And yes, the memories came flooding back.  When I made Mama’s dressing and her gravy this morning, I thought back on all the years she made it and how sometimes she would make it just to give us a special treat.  Have I mentioned that cooking was her love language?

The memories took me back even further.  To when I was little.  We were having a holiday meal at my Granny’s house.  She had cooked and cooked and the food covered the stove and the countertop.  How she fit all of us in her house back then I have no idea, but she sure did.  I was finally old enough to fix my own plate, so I walked down the line and noticed there were two pans of dressing.  One had a lot out of it, and one only had a little.  I don’t know if I felt bad for the pan no one seemed to want (yeah, I do stuff like that sometimes) or if it was just easier to get some out of that pan because of the line.  Regardless, I got a helping out of the pan with more.  I realized my mistake on my first bite.  Mushrooms.  I really don’t care for mushrooms, but I sat and ate the dressing I’d spooned out for myself and didn’t say a word, exactly as I’d been taught.  On the way home I leaned forward in the backseat and proudly told Mama and Daddy how I’d eaten the dressing with mushrooms without complaining once.

Daddy laughed.  And then Mama.

It was a few minutes before they could catch their breath and tell me why that was so funny.

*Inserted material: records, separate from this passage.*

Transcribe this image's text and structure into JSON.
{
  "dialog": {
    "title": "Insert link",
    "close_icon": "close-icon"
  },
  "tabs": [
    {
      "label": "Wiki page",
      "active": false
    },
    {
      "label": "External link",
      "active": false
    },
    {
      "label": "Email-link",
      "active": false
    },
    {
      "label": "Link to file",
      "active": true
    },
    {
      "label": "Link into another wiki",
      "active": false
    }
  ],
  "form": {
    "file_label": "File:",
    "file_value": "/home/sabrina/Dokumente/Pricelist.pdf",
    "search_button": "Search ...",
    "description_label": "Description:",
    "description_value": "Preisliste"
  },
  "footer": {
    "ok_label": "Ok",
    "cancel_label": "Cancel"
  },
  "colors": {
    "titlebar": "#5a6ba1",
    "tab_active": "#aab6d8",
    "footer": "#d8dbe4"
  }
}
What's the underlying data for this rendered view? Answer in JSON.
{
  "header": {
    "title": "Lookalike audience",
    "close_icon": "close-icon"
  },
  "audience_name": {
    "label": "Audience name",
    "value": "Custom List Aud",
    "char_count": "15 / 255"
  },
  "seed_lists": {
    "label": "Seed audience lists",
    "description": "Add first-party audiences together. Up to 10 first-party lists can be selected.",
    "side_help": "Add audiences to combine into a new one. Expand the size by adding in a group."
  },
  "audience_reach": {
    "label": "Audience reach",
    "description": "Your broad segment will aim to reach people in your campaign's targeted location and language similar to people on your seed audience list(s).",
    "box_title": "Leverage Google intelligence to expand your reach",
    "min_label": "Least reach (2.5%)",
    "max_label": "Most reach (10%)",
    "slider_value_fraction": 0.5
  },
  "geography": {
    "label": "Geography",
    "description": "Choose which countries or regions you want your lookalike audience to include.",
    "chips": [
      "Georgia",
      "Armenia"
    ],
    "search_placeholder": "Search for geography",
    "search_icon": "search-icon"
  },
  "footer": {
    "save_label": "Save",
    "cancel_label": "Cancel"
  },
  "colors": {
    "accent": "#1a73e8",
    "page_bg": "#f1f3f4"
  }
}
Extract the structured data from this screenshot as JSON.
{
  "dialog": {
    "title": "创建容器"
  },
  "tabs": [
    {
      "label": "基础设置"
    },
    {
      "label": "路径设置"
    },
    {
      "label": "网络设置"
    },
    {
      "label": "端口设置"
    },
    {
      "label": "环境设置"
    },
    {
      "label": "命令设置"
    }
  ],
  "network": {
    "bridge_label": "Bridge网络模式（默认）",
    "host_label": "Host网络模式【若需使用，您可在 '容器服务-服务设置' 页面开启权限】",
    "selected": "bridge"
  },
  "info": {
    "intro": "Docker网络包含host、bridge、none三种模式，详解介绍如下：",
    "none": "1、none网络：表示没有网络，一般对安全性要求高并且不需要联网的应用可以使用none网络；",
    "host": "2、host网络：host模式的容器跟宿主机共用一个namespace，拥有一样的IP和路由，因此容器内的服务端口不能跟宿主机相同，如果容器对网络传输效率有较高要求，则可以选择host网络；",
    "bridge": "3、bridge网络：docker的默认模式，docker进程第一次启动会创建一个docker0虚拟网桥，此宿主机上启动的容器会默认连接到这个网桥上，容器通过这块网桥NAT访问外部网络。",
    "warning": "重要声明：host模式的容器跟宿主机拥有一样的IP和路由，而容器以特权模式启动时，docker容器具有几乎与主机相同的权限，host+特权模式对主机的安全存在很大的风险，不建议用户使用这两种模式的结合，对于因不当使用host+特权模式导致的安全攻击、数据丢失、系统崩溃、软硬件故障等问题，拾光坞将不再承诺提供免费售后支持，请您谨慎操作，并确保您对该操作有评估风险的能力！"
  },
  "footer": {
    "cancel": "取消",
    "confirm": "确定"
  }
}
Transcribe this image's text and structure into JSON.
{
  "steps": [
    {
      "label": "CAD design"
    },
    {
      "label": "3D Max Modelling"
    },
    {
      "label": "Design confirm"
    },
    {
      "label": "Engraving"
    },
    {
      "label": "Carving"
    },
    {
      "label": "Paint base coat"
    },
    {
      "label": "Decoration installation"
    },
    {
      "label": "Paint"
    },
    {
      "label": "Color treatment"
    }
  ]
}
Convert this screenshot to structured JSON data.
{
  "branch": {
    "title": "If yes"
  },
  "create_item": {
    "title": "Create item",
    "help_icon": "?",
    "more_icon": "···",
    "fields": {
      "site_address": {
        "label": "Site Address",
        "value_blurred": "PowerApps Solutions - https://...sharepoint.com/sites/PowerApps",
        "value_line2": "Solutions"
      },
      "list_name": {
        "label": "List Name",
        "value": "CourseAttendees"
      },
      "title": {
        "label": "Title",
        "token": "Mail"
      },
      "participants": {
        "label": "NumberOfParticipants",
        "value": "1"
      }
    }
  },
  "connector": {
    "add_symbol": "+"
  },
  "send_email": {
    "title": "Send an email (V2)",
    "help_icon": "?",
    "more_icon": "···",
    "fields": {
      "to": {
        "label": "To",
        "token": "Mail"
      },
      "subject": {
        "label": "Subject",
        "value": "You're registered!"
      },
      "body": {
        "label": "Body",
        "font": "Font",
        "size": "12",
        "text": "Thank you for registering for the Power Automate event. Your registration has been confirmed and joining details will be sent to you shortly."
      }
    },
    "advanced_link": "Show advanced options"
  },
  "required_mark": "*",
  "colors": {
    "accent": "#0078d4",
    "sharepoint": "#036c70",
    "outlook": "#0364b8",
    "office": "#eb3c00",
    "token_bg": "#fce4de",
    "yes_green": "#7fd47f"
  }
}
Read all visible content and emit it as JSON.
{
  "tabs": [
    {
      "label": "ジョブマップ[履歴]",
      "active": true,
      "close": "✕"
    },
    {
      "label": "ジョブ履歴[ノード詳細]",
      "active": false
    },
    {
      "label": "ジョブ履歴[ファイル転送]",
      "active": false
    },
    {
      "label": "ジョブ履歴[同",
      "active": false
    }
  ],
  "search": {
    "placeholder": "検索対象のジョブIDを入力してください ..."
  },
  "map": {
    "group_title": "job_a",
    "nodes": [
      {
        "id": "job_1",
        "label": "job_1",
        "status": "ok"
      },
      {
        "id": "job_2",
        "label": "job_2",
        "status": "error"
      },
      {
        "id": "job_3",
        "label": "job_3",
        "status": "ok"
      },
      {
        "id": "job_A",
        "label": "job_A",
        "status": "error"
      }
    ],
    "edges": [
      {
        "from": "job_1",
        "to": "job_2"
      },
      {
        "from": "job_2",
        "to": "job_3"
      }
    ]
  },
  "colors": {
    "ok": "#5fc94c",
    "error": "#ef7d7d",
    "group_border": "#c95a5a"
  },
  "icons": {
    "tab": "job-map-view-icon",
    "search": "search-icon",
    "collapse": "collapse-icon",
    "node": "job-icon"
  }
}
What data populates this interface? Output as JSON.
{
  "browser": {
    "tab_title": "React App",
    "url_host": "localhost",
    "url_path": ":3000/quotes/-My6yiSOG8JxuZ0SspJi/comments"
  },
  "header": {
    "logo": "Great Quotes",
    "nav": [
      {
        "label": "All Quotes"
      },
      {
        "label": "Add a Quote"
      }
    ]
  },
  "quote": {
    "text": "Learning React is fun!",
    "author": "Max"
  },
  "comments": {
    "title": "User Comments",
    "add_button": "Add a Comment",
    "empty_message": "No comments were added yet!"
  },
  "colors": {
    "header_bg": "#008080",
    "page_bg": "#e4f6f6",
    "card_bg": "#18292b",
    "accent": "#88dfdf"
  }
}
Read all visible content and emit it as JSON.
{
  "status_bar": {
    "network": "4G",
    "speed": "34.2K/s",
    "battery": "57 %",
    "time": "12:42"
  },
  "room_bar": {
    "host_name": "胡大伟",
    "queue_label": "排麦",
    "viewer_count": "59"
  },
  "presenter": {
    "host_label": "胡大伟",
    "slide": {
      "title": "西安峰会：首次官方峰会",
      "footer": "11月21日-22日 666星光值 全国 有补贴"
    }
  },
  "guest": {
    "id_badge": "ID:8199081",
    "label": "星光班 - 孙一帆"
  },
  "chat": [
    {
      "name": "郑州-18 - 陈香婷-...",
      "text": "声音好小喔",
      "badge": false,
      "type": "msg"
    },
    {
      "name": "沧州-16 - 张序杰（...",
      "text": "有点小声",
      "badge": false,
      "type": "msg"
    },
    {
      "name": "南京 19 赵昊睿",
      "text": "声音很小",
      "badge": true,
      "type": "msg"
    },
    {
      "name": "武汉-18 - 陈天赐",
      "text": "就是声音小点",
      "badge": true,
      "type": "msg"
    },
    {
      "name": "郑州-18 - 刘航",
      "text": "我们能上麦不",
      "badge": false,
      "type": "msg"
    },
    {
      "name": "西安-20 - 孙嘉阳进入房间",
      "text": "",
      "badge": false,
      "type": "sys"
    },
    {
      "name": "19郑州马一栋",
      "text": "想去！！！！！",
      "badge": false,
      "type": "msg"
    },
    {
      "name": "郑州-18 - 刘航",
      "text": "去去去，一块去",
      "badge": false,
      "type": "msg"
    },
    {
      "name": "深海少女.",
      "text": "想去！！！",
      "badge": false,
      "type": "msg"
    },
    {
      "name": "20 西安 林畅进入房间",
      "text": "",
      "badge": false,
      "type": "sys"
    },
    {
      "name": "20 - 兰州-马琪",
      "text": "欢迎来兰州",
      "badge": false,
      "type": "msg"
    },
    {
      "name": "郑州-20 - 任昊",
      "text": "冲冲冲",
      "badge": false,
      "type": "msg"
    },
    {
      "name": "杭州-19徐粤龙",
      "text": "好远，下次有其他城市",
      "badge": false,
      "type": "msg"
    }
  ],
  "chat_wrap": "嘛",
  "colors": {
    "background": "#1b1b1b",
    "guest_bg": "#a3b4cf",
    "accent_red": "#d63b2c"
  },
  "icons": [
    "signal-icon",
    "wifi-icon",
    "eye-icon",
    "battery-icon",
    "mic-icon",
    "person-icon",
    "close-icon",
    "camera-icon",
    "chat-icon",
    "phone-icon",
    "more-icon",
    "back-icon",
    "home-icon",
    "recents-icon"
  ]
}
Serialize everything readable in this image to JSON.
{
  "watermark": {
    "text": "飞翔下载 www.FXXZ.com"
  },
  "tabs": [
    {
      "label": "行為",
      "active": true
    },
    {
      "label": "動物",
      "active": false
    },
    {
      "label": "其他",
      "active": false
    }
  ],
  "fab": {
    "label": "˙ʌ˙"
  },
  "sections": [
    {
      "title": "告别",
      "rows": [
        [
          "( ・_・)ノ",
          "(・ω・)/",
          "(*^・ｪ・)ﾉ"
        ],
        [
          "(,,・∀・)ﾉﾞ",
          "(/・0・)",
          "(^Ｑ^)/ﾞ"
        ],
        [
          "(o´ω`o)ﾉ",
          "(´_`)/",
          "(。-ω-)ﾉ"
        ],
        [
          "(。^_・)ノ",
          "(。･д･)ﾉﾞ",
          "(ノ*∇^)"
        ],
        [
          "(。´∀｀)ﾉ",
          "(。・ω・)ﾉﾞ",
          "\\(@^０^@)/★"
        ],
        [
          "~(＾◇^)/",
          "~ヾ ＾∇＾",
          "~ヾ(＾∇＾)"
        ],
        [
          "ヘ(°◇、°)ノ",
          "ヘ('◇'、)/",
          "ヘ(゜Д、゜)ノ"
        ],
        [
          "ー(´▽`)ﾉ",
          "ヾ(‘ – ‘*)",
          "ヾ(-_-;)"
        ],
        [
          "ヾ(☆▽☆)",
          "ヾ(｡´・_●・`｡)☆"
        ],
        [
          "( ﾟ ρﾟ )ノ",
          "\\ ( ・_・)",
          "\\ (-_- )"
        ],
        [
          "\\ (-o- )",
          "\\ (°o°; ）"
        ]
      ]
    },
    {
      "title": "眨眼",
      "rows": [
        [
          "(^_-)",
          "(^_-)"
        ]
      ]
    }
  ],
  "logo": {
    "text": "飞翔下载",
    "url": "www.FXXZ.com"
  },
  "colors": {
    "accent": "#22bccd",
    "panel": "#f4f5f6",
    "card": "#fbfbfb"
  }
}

Granny, who also showed love with food, had made a special pan of dressing for her oldest, Daddy’s older brother.  Not mushrooms.  No.  Oyster dressing.  He loved it, so she made it especially for him.  Oh dear.  (Daddy later mused at what my Uncle must have thought, seeing more of his dressing gone.)

I may have shared that story before, but for some reason it came to my mind as we had dinner today.  Leroy, my brother-in-law, had prepared his dressing.  I don’t know why dressing was so important to me this year.  Maybe it’s because the past two years, even though I made many of the side dishes, Mama brought her dressing.  Aub would go over the night before and help her make her dressing and gravy.  They’d drive up mid-morning with all that deliciousness in tow.  As has happened with each family get-together since Mama passed on in February, the thought comes to mind–“Who’s going to make (fill in the blank) now?”  I knew I was going to make some dressing, and I knew Leroy was too.  But I also knew neither would be hers.

And you know what?

It was okay.

Leroy’s dressing was delicious.  I found out how much I really love sage when it’s added just right.  And while my dressing wasn’t hers either, it’ll eat.  I think I did her gravy justice, but Leroy’s turkey gravy was absolutely delectable.

It was a good day.  I realize that even though she’s not here to make her dressing, she is here with me.  Always.  I just have to listen a little differently now.  And as I was listening today, I remembered the Thanksgiving two years ago when Mama came to my house.  With her dressing.  And gravy.  Only one week after Daddy left this earth.  She came with dressing and love and time and smiles for all of us when that was probably the last thing she felt like doing.  There’s a lesson in that.

Today as I finished prepping the sides–the sweet potatoes and apples, the homemade cranberry sauce, Mama’s gravy, pineapple casserole, and other things we traditionally have, I remembered the people I love who taught me to make them or whose favorites they were.  And I realized that in trying new things, like Leroy’s dressing and gravy or Granny’s all those years ago, I was stepping outside my comfort zone and embracing the day.  Instead of mourning that Mama is gone, today–just for today–I was able to remember without tears, and take a taste of what this new different normal is like.

And it was actually rather okay.

And tonight I’m giving thanks for that.

(Oh and just to let you know, Cooter was ready to start the day because he loves peach cobbler.  He asked me to make it yesterday.  And today, as he sat eating it, I heard him tell his sister and cousin, “This is the best Thanksgiving ever!”

That’s more than I could hope for.)